It's tough to get life sorted as a modern woman. Education, work and finances now commonly take women well into their thirties before they decide to start a family, and not everyone manages to find the right partner by the time they get there. It is perhaps not surprising that increasing numbers of women are making the decision to start a family independently. 'Solo' mothers (as distinct from single mothers) are those who make a positive decision to go it alone and to conceive without a partner - but as well as the social and financial implications of this choice, there are a number of legal implications which all solo mothers in the UK ought to give careful consideration to.
One option for solo mothers is to conceive through sperm donation at a licensed clinic. The sperm is screened, tested and quarantined, ensuring the safety of mother and child and the quality of the sperm. A range of treatments are available, including intra-uterine insemination (IUI) and IVF (in vitro fertilisation) and potentially even treatment with donor eggs, depending on the woman's age and medical history, and assessed with medical guidance from the clinic involved.
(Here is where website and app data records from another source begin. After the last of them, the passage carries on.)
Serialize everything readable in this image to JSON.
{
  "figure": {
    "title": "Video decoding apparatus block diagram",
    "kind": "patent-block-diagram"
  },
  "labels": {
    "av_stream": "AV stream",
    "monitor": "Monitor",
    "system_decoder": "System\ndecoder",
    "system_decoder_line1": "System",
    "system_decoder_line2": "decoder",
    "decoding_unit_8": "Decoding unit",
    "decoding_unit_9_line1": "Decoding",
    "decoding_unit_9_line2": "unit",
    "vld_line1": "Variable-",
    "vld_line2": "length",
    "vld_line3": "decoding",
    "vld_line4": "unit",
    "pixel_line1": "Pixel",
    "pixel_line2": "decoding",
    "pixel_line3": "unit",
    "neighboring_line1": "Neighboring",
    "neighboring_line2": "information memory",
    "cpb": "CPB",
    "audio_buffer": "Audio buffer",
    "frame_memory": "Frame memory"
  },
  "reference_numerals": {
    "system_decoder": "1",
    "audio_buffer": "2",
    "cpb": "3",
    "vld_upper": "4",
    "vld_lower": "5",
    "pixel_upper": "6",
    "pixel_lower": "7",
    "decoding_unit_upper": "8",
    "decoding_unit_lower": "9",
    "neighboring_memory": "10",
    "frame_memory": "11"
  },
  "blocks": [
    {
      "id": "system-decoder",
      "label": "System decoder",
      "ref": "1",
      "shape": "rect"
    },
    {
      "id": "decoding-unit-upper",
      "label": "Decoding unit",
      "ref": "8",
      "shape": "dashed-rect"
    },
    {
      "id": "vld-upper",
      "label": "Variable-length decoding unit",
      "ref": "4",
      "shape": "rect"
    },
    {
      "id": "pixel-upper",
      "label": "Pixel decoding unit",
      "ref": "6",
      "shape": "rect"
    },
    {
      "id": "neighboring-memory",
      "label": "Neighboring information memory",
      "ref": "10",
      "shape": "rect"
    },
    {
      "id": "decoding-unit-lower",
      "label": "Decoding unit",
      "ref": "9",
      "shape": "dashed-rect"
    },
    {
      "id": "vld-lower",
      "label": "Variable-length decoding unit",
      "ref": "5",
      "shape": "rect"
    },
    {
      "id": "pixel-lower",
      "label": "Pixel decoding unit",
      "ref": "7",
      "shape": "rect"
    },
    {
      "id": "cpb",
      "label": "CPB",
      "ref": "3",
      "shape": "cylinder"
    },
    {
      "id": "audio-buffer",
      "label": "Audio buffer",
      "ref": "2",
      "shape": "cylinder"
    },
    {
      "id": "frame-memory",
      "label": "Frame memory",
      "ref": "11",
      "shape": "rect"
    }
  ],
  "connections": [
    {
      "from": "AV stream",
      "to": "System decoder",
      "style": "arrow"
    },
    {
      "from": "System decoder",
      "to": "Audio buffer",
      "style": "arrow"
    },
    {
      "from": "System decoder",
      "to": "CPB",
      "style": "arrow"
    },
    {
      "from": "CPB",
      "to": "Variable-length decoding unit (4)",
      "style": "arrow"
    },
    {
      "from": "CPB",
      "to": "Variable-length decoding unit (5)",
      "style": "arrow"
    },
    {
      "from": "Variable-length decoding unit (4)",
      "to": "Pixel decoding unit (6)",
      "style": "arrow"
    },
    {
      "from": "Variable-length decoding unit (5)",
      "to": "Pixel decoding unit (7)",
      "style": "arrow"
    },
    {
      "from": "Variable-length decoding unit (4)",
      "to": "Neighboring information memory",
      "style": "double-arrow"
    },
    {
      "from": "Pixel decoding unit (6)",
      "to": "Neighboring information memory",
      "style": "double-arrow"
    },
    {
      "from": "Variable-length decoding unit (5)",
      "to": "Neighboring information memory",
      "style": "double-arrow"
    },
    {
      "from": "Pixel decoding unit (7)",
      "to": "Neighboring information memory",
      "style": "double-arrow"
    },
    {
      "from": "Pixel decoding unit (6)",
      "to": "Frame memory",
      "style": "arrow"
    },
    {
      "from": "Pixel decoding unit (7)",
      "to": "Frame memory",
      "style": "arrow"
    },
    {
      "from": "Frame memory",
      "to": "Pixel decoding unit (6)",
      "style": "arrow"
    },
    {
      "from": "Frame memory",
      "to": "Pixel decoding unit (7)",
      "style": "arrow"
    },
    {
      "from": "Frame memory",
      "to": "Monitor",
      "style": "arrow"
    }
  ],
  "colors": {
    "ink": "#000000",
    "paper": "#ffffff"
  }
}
One of the biggest longer term advantages for many solo mothers is the parental autonomy and legal clarity this option brings: the status and responsibilities of the donor are excluded by law, and in practice there is no other parent to manage. Of course, this has its downside too, and it is important for a solo mum to ensure she will have all the practical support she will need as chief carer and and to make careful provision in her will to ensure her child is fully protected if anything happens to her. Read more.